Which of the Following Is a Salient Characteristic of Secular Music From the Medieval Period
Secular music from the medieval period, also known as secular or non-religious music, had several salient characteristics that set it apart from sacred music. This type of music was performed outside of religious contexts and was often associated with social gatherings, entertainment, and storytelling. One of the most significant characteristics of secular music from the medieval period was its emphasis on secular themes and language, as opposed to the religious themes and Latin language prevalent in sacred music.
During the medieval period, secular music encompassed a wide range of genres and styles. One of the most popular forms of secular music was troubadour and trouvère songs, which originated in France. These songs were typically performed by traveling poets and musicians and often revolved around themes of courtly love and chivalry. They were often accompanied by instruments such as lute, vielle, and harp.
Another salient characteristic of secular music from the medieval period was its use of vernacular languages. While sacred music was predominantly composed and performed in Latin, secular music embraced the native languages of the region. This allowed for a wider audience to connect with the music and understand the lyrics, as Latin was primarily reserved for the clergy and the educated elite. The use of vernacular languages also contributed to the diversity and richness of secular music during this period.
Secular music from the medieval period also displayed a greater degree of rhythmic complexity compared to sacred music. While sacred music often followed a more rigid and predictable rhythm, secular music incorporated various rhythmic patterns and syncopations. This rhythmic diversity added liveliness and energy to the music, making it more suitable for dancing and social gatherings.

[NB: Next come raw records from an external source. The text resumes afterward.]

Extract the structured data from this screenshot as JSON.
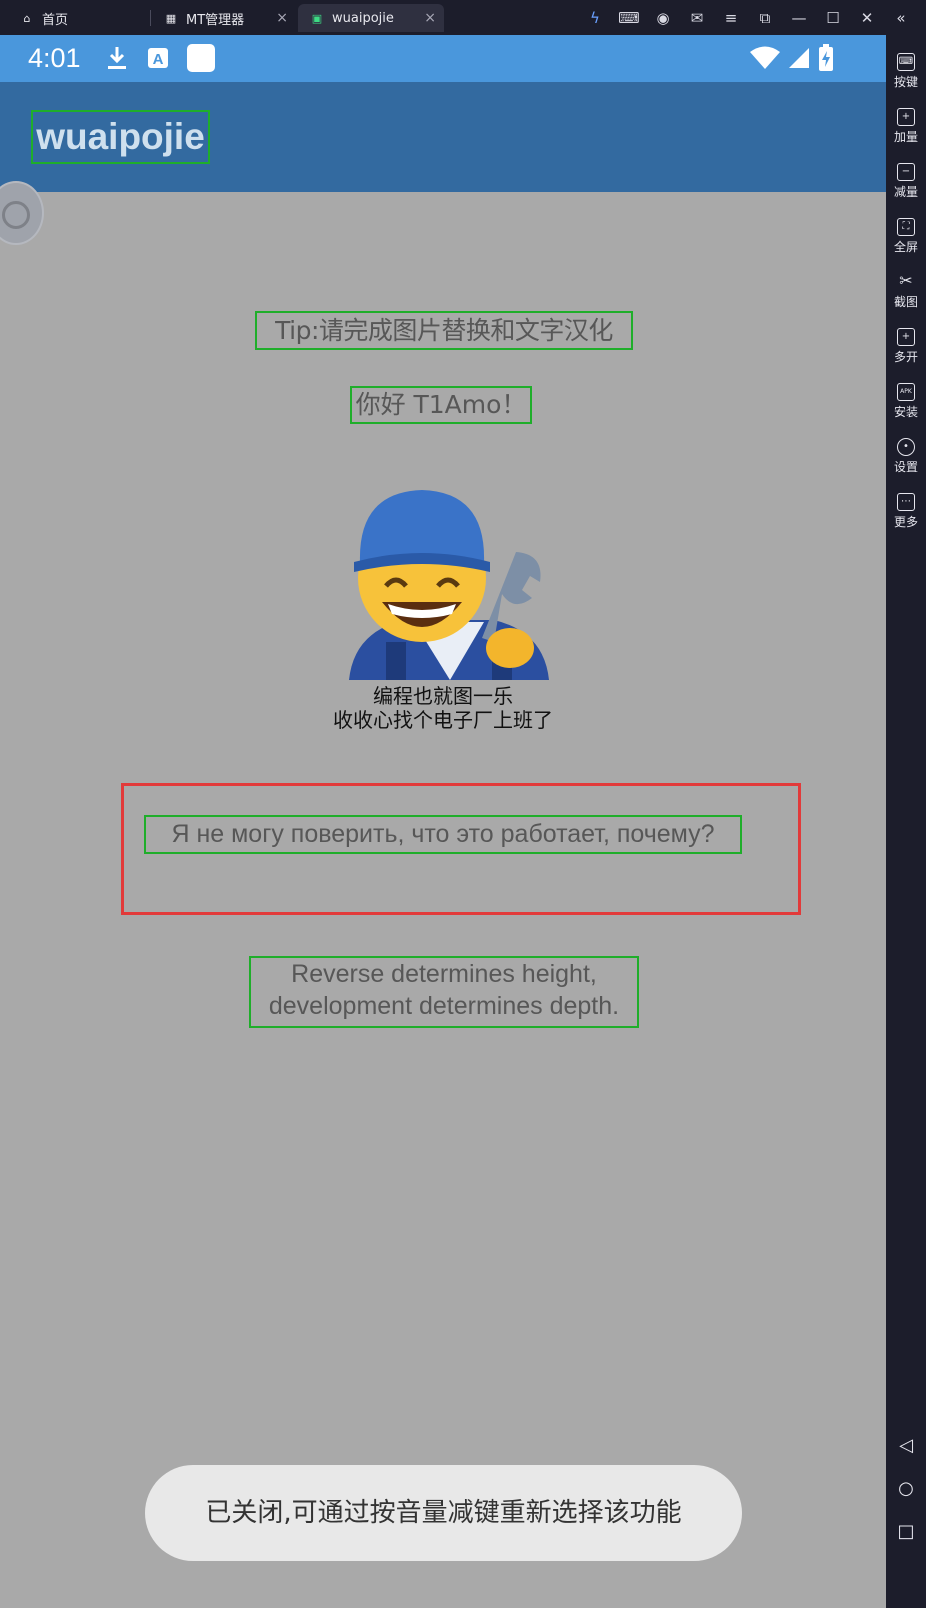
{
  "tabs": [
    {
      "label": "首页"
    },
    {
      "label": "MT管理器"
    },
    {
      "label": "wuaipojie"
    }
  ],
  "window_controls": {
    "minimize": "—",
    "maximize": "☐",
    "close": "✕"
  },
  "status_bar": {
    "time": "4:01"
  },
  "app_bar": {
    "title": "wuaipojie"
  },
  "content": {
    "tip": "Tip:请完成图片替换和文字汉化",
    "hello": "你好 T1Amo！",
    "caption_line1": "编程也就图一乐",
    "caption_line2": "收收心找个电子厂上班了",
    "russian": "Я не могу поверить, что это работает, почему?",
    "reverse_line1": "Reverse determines height,",
    "reverse_line2": "development determines depth."
  },
  "toast": "已关闭,可通过按音量减键重新选择该功能",
  "sidebar": {
    "items": [
      {
        "label": "按键",
        "icon": "keyboard-icon"
      },
      {
        "label": "加量",
        "icon": "volume-up-icon"
      },
      {
        "label": "减量",
        "icon": "volume-down-icon"
      },
      {
        "label": "全屏",
        "icon": "fullscreen-icon"
      },
      {
        "label": "截图",
        "icon": "scissors-icon"
      },
      {
        "label": "多开",
        "icon": "multi-open-icon"
      },
      {
        "label": "安装",
        "icon": "apk-install-icon"
      },
      {
        "label": "设置",
        "icon": "settings-icon"
      },
      {
        "label": "更多",
        "icon": "more-icon"
      }
    ]
  },
  "colors": {
    "status_bar": "#4a97dc",
    "app_bar": "#336aa0",
    "background": "#a9a9a9",
    "highlight_green": "#1fae2a",
    "highlight_red": "#e23a3a"
  }
}
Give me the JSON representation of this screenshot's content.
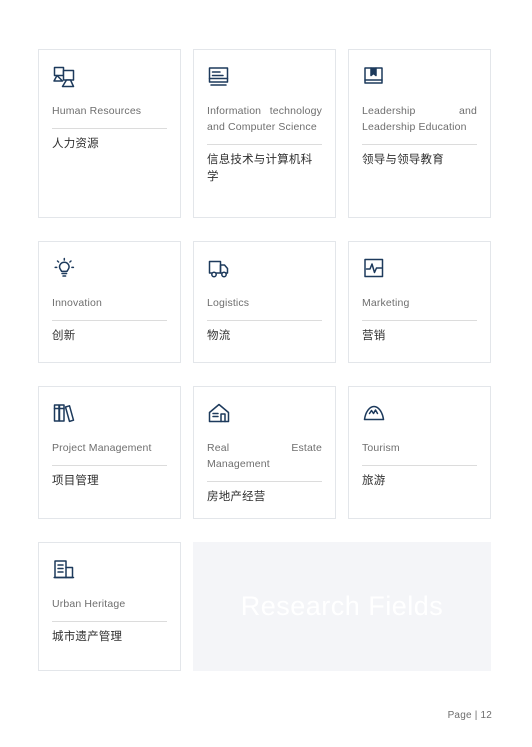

Additionally, secular music featured a wider range of instruments compared to sacred music. While sacred music primarily relied on vocal ensembles and a limited number of instruments such as the organ or the lyre, secular music made use of a variety of instruments including strings, winds, and percussion. This allowed for greater experimentation and innovation in the composition and performance of secular music.
Now, let’s address some common questions about secular music from the medieval period:
1. What is the difference between secular and sacred music?
Sacred music is religious in nature and is primarily performed within religious contexts, while secular music is non-religious and associated with social gatherings and entertainment.
2. Were secular songs only performed by professional musicians?
Secular songs were performed by both professional musicians and amateurs. They were often sung and played by troubadours, trouvères, and other traveling musicians, but they were also enjoyed and performed by people in their homes and social gatherings.
3. Were all secular songs about courtly love?
While courtly love was a prevalent theme in secular songs from the medieval period, it was not the only subject. Secular songs also covered topics such as nature, adventure, humor, and everyday life.
4. Did secular music have any influence on sacred music?
There was some influence between secular and sacred music. Melodies and musical techniques from secular songs sometimes found their way into sacred compositions, blurring the boundaries between the two genres.
5. Were there any famous composers of secular music during this period?
Yes, there were several famous composers of secular music, such as Guillaume de Machaut and Adam de la Halle. These composers were known for their contributions to the development of secular music and their compositions are still appreciated today.
6. Were there any restrictions on the performance of secular music?
While secular music was generally more relaxed and informal than sacred music, there were still some restrictions. For example, certain songs and lyrics were considered inappropriate or offensive and were not allowed to be performed in certain contexts.
7. Were instruments used in secular music different from those used in sacred music?
Yes, secular music made use of a wider variety of instruments compared to sacred music. Instruments such as lute, vielle, harp, and percussion instruments were commonly used in secular music, while sacred music primarily relied on vocal ensembles and limited instrumental accompaniment.
8. Was secular music only performed in courts and noble households?
Secular music was performed in a variety of settings, including courts and noble households, but it was not limited to these contexts. It was also performed in taverns, homes, and public spaces, making it accessible to a wider audience.
9. Did secular music have any influence on later musical traditions?
Yes, secular music from the medieval period played a significant role in shaping later musical traditions. Elements of medieval secular music can be found in Renaissance, Baroque, and even modern popular music.
10. How were secular songs transmitted and preserved during the medieval period?
Secular songs were primarily transmitted orally during the medieval period. However, some songs were also written down in manuscripts, which helped preserve them for future generations.
11. Are there any surviving examples of secular music from the medieval period?
Yes, there are surviving manuscripts that contain secular songs from the medieval period. These manuscripts provide valuable insights into the musical and cultural practices of that time and allow us to continue appreciating and studying this rich musical heritage.
In conclusion, secular music from the medieval period had several salient characteristics that distinguished it from sacred music. Its focus on secular themes and vernacular languages, rhythmic complexity, diverse range of instruments, and wide-ranging genres contributed to its vibrant and diverse nature. Secular music not only provided entertainment and social cohesion but also left a lasting impact on the development of later musical traditions.